A study of ultra-fast broadband connections discovered confusion over how much internet access pupils should be allowed.
The report, by researchers at Nottingham Trent university, said: "There are those who are so concerned that they are unwilling to leave decisions regarding the internet to the school."
But researchers found fears of lax controls were not the only problem.
In one of the 37 schools surveyed, an excessively tight filter had prevented 14-year-olds looking at video clips about windfarms, planned as part of a geography lesson.
At Sir Frank Markham community school in Milton Keynes, which took part in the study, a filter system prevented pupils getting on to the Amnesty International website.
But Tony Hutt, the school's head of ICT, said: "I would rather have this than having to run round after children to check they are not on inappropriate sites.

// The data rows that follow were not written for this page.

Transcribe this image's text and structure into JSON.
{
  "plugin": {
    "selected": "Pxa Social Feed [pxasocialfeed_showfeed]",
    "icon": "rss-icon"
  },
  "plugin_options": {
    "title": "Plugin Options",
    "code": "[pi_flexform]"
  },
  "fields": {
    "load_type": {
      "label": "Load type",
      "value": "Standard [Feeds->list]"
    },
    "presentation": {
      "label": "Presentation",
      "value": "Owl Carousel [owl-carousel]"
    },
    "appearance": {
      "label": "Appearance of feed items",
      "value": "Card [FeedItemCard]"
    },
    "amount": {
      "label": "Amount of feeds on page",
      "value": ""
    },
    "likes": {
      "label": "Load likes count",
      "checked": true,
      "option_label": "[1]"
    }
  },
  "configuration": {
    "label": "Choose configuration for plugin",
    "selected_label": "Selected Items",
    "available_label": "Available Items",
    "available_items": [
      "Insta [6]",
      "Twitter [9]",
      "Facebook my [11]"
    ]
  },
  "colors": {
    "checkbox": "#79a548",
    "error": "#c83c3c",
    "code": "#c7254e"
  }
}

"We have tried letting pupils use supervised chatrooms, but they want to go on the real thing. One pupil's parents have said they do not want their child to go on the internet at all."
The report, sponsored by the British Educational Communications and Technology Agency, said filters were vital in eliminating viruses and protecting pupils.
But it concluded: "National guidelines are necessary because of the very wide range of practice across the country, the impact of filtering on the efficient use of broadband and, the concerns of parents and teachers about unfettered access to the internet."
Fay MacDonald, communications co-ordinator at Internet Watch Foundation, a hotline the public can call to report racist or pornographic content on the web, said: "We would support anything which promotes a deeper understanding of the internet, but recommend children are monitored to the degree that an adult is there and available."